‘It is not yet clear whether Verify will be able to overcome the limitations that have prevented its widespread adoption across government, or whether attempts to expand in other ways will be successful in encouraging departments to adopt it,’ the NAO comments. ‘Take-up and cost projections remain optimistic and there will always be many services that do not use the current Verify service.’ These include ‘medical services with higher assurance requirements’.
Perhaps more worrying from a legal point of view is an assessment of Verify by the Law Commission in wide-ranging proposals published this month on reforming the law of wills. As widely reported, the commission enthused about the possibility of new technology as a way of encouraging more people to make wills. It even floats the prospect of linking electronic wills to a computerised probate service to execute testators’ instructions automatically.
Less widely reported was that the digital proposals came with a large caveat. Electronic wills would have to be authenticated by a signature process at least as robust as that available today, where a whole infrastructure of expertise is available to scrutinise signatures in the event of a challenge. The commission concluded that, at the moment, digital technology is not up to the job. One problem is the need for two witnesses to sign in the presence of the testator.
‘The first truly digital mortgage can be created, signed and registered without the need for any paperwork or emailing and without the need for our colleagues to be involved’
The commission also has particular concerns about Verify, saying that the system ‘does not currently ensure that the person entering the information is in fact the person he or she is purporting to be; rather it focuses on verifying that the person exists’. The special problem is that the sort of person who might have access to an individual’s Verify credentials – an intimate family member – is likely to be at the top of the list of those with a motive for altering a will.

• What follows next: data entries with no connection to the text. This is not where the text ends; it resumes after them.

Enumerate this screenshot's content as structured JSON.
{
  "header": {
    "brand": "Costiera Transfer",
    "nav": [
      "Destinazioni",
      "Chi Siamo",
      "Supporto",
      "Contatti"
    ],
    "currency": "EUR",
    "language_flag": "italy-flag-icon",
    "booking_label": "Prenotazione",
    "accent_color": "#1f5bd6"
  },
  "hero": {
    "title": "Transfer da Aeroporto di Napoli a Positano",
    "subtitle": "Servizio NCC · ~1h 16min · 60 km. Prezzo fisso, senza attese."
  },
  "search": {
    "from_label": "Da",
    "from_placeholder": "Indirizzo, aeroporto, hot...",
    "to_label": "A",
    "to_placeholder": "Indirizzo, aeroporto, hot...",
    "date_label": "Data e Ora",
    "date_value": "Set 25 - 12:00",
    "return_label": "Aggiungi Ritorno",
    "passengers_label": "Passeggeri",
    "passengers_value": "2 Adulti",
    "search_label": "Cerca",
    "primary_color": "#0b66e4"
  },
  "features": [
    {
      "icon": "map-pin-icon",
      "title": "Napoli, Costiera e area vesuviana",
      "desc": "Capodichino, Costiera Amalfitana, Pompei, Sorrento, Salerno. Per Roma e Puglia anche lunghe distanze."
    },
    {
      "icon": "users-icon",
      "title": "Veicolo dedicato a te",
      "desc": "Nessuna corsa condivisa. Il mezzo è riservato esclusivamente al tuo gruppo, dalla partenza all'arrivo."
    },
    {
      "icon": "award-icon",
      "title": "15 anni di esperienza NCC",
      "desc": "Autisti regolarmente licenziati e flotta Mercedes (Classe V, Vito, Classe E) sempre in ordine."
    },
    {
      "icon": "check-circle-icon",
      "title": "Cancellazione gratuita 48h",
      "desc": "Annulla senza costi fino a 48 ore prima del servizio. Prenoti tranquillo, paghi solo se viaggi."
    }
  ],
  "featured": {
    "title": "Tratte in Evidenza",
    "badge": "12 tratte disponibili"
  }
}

One solution might be to demand biometric proof of identity (fingerprints or iris scans for example) when signing electronically. Even here the commission is sceptical, citing reports that fingerprint and iris scan data have been stolen and forged. Moreover, it notes that once biometric data has been compromised, it cannot easily be made secure again: ‘A fingerprint cannot be reset in the same way a password can.’
Another way out might be to record wills on video. This is attractive as the testator is directly linked to the content and witnesses can be present. The snags are that wills are technical documents in which precise language is vital; fluffed lines might be challenged. There is the possibility that forgeries might be contrived with computer-generated imagery, the commission says, though observing that this is a risk ‘which is beyond our expertise to assess’.
If digital signatures are to find a place in the legal world – especially in areas as potentially life-changing as guilty pleas to criminal offences – consensus on their robustness is vital. This month’s announcements suggest that this consensus does not yet exist.
The Law Society’s practice note on execution of a document using an electronic signature is available.